3 Min Read
* David Stern business may close absent resolution
* DJSP Enterprises says unit defaults on credit line, note
* Shares fall as much as 33.7 percent (Adds company details, updates share price)
By Jonathan Stempel
NEW YORK, Nov 15 (Reuters) - A mortgage business run by a Florida lawyer whose foreclosure practices are under investigation may be forced to close if it fails to resolve a default with its lender, a regulatory filing shows.
DJSP Enterprises Inc DJSP.O, run by the lawyer David Stern, on Monday said its DAL Group LLC unit defaulted on a credit line and an equipment note after failing to repay money advanced by Bank of America Corp (BAC.N). It also said DAL has missed November office rent payments.

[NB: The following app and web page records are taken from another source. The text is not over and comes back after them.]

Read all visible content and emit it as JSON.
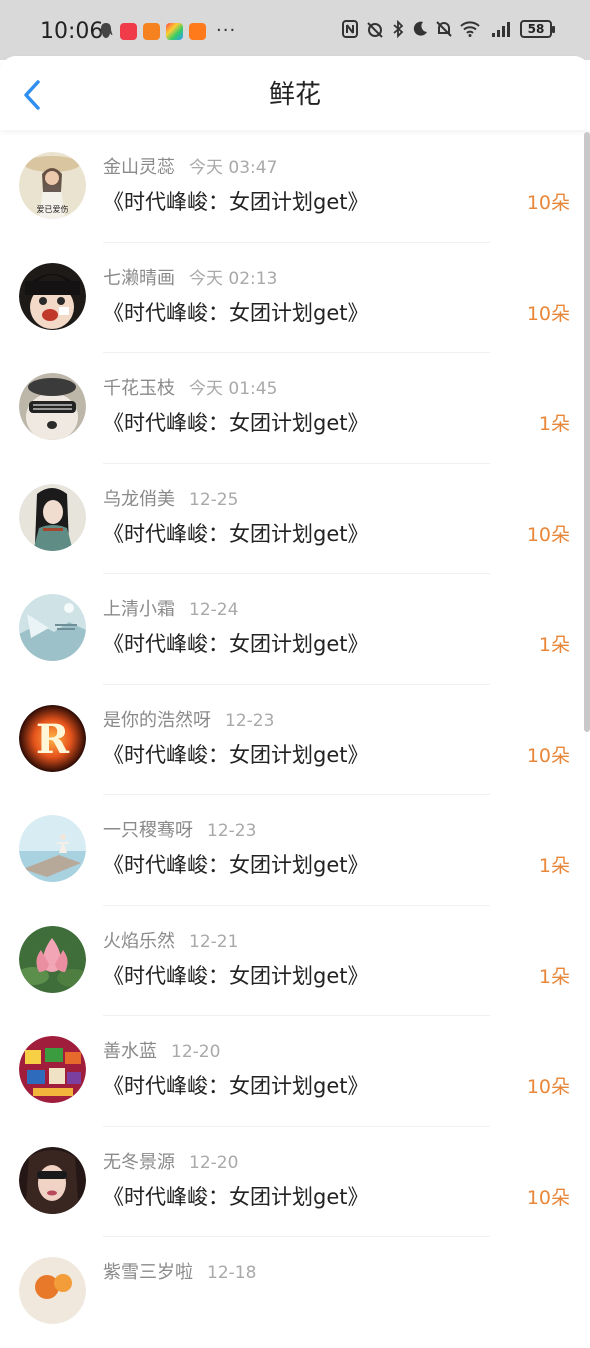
{
  "status_bar": {
    "time": "10:06",
    "battery": "58",
    "dots": "···"
  },
  "header": {
    "title": "鲜花",
    "back_icon": "chevron-left-icon",
    "accent_color": "#2f8ff0"
  },
  "list": [
    {
      "name": "金山灵蕊",
      "time": "今天 03:47",
      "book": "《时代峰峻：女团计划get》",
      "count": "10朵"
    },
    {
      "name": "七濑晴画",
      "time": "今天 02:13",
      "book": "《时代峰峻：女团计划get》",
      "count": "10朵"
    },
    {
      "name": "千花玉枝",
      "time": "今天 01:45",
      "book": "《时代峰峻：女团计划get》",
      "count": "1朵"
    },
    {
      "name": "乌龙俏美",
      "time": "12-25",
      "book": "《时代峰峻：女团计划get》",
      "count": "10朵"
    },
    {
      "name": "上清小霜",
      "time": "12-24",
      "book": "《时代峰峻：女团计划get》",
      "count": "1朵"
    },
    {
      "name": "是你的浩然呀",
      "time": "12-23",
      "book": "《时代峰峻：女团计划get》",
      "count": "10朵"
    },
    {
      "name": "一只稷骞呀",
      "time": "12-23",
      "book": "《时代峰峻：女团计划get》",
      "count": "1朵"
    },
    {
      "name": "火焰乐然",
      "time": "12-21",
      "book": "《时代峰峻：女团计划get》",
      "count": "1朵"
    },
    {
      "name": "善水蓝",
      "time": "12-20",
      "book": "《时代峰峻：女团计划get》",
      "count": "10朵"
    },
    {
      "name": "无冬景源",
      "time": "12-20",
      "book": "《时代峰峻：女团计划get》",
      "count": "10朵"
    },
    {
      "name": "紫雪三岁啦",
      "time": "12-18",
      "book": "",
      "count": ""
    }
  ],
  "avatar_text": {
    "first": "爱已爱伤",
    "sixth": "R"
  },
  "colors": {
    "count": "#e8873a",
    "name": "#8a8a8a",
    "book": "#222222"
  }
}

According to regulatory filings, DAL holds DJSP operating businesses including DJS Processing LLC, Professional Title and Abstract Co of Florida LLC and Default Servicing LLC.
Shares of DJSP fell as much as 33.7 percent.

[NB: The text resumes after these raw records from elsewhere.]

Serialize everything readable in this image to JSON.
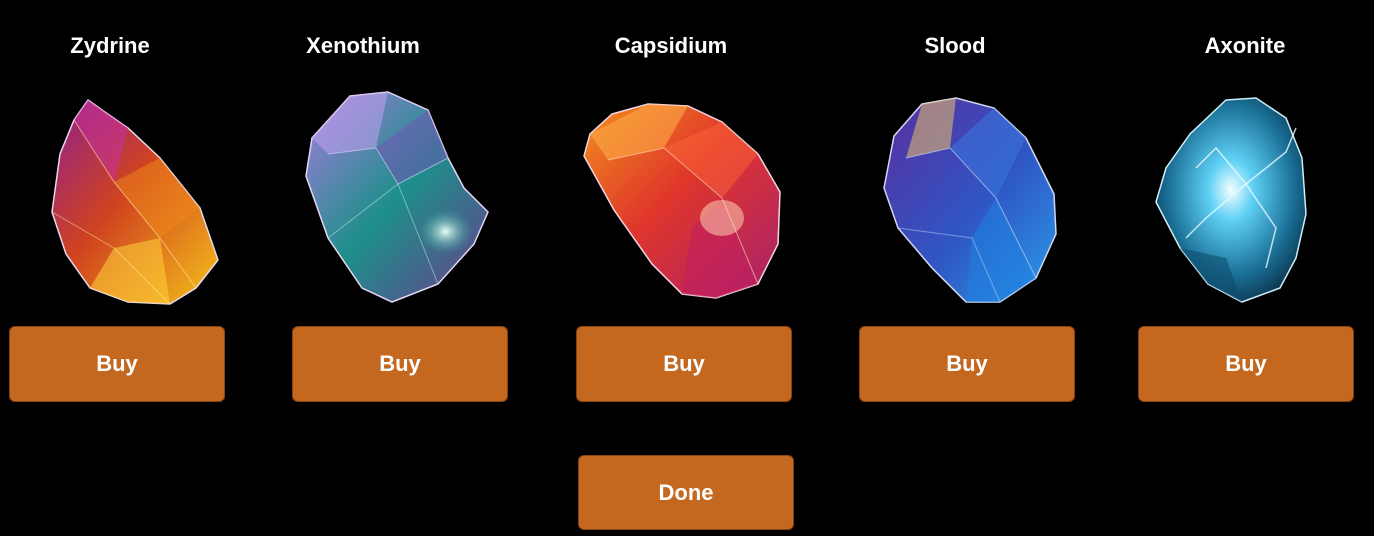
{
  "shop": {
    "items": [
      {
        "name": "Zydrine",
        "buy_label": "Buy",
        "icon": "zydrine-gem-icon",
        "colors": [
          "#8e1f8f",
          "#d0431f",
          "#f5c21a"
        ]
      },
      {
        "name": "Xenothium",
        "buy_label": "Buy",
        "icon": "xenothium-gem-icon",
        "colors": [
          "#8a55c8",
          "#1d8f8a",
          "#b6f0d0"
        ]
      },
      {
        "name": "Capsidium",
        "buy_label": "Buy",
        "icon": "capsidium-gem-icon",
        "colors": [
          "#e0681e",
          "#d8234f",
          "#a8206e"
        ]
      },
      {
        "name": "Slood",
        "buy_label": "Buy",
        "icon": "slood-gem-icon",
        "colors": [
          "#5b2ea0",
          "#2f56c4",
          "#2a9be8"
        ]
      },
      {
        "name": "Axonite",
        "buy_label": "Buy",
        "icon": "axonite-gem-icon",
        "colors": [
          "#0e4d6e",
          "#2fa8d8",
          "#e8fbff"
        ]
      }
    ],
    "done_label": "Done",
    "button_color": "#c4681f",
    "background_color": "#000000"
  }
}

The defaults come less than two weeks after mortgage financing companies Fannie Mae FNMA.OB and Freddie Mac FMCC.OB said they had ended their ties with Stern's law firm, David J Stern PA.
Businesses run by Stern have cut roughly half their staff in recent weeks because Fannie, Freddie and other clients have stopped sending work. [ID:nN04217594]

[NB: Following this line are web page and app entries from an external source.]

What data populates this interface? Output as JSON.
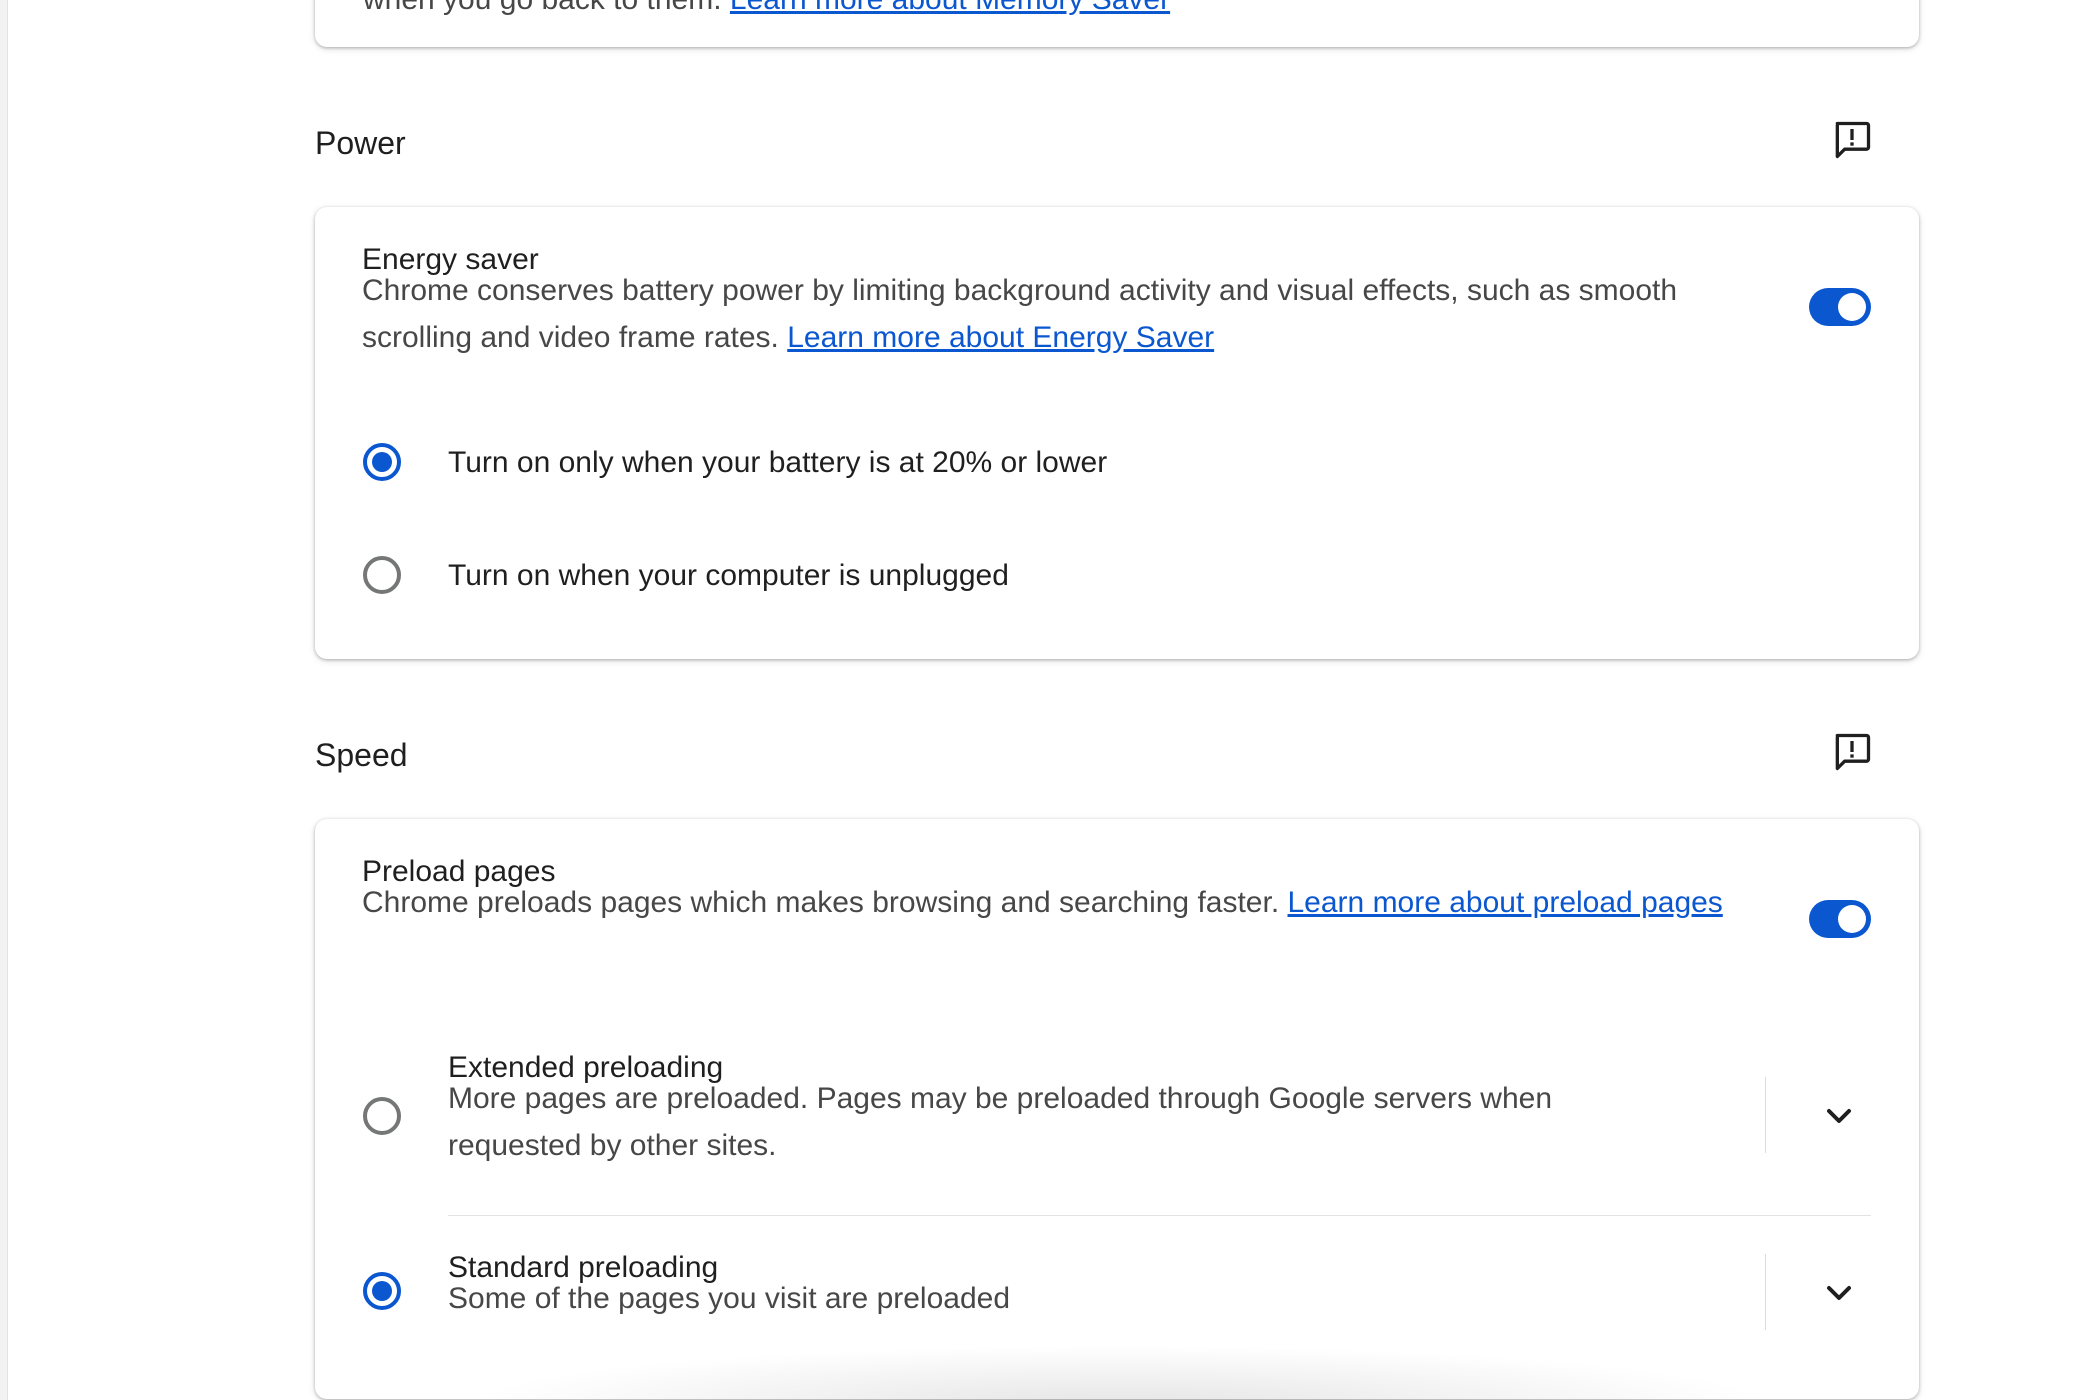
{
  "memory_card": {
    "text_prefix": "when you go back to them.",
    "link": "Learn more about Memory Saver"
  },
  "power": {
    "section_title": "Power",
    "energy_saver": {
      "title": "Energy saver",
      "desc": "Chrome conserves battery power by limiting background activity and visual effects, such as smooth scrolling and video frame rates.",
      "link": "Learn more about Energy Saver",
      "toggle_on": true
    },
    "options": [
      {
        "label": "Turn on only when your battery is at 20% or lower",
        "selected": true
      },
      {
        "label": "Turn on when your computer is unplugged",
        "selected": false
      }
    ]
  },
  "speed": {
    "section_title": "Speed",
    "preload": {
      "title": "Preload pages",
      "desc": "Chrome preloads pages which makes browsing and searching faster.",
      "link": "Learn more about preload pages",
      "toggle_on": true
    },
    "options": [
      {
        "title": "Extended preloading",
        "desc": "More pages are preloaded. Pages may be preloaded through Google servers when requested by other sites.",
        "selected": false
      },
      {
        "title": "Standard preloading",
        "desc": "Some of the pages you visit are preloaded",
        "selected": true
      }
    ]
  },
  "colors": {
    "accent": "#0b57d0",
    "text_primary": "#1f1f1f",
    "text_secondary": "#474747"
  },
  "icons": {
    "feedback": "feedback-icon",
    "expand": "chevron-down-icon"
  }
}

Florida Attorney General Bill McCollum is investigating whether documents that Stern's firm submitted in foreclosure proceedings were defective.
"DAL intends to seek longer-term forbearance agreements with the bank and its other creditors as it implements plans to restructure its ongoing operations to reflect its significantly reduced revenues and operations," the filing said, referring to Bank of America. "If it is unable to accomplish any of the foregoing, it will not be able to continue its business operations."
Jeffrey Tew, a lawyer for Stern, did not immediately return requests for comment. A spokeswoman for McCollum said the attorney general's investigation is continuing.
Attorneys general in all 50 U.S. states are probing alleged foreclosure abuses, including banks' use of "robo-signers" to certify hundreds of documents at a time without proper review.
Banks often turned to law firms to handle their foreclosures, creating a lucrative business for many lawyers.
The DAL defaults were revealed in a Monday filing with the U.S. Securities and Exchange Commission.
DAL said it owes $12 million in principal on the credit line and $1.85 million on the note.
It also said Bank of America agreed not to act on the credit line default until Nov. 26, giving the Plantation, Florida-based company time to prepare a business plan.
DJSP shares were down 20.9 cents, or 29.4 percent, at 50.1 cents in afternoon trading on the Nasdaq, after earlier falling to 47.1 cents. They traded as high as $13.65 on April 26. (Editing by Dave Zimmerman and Steve Orlofsky)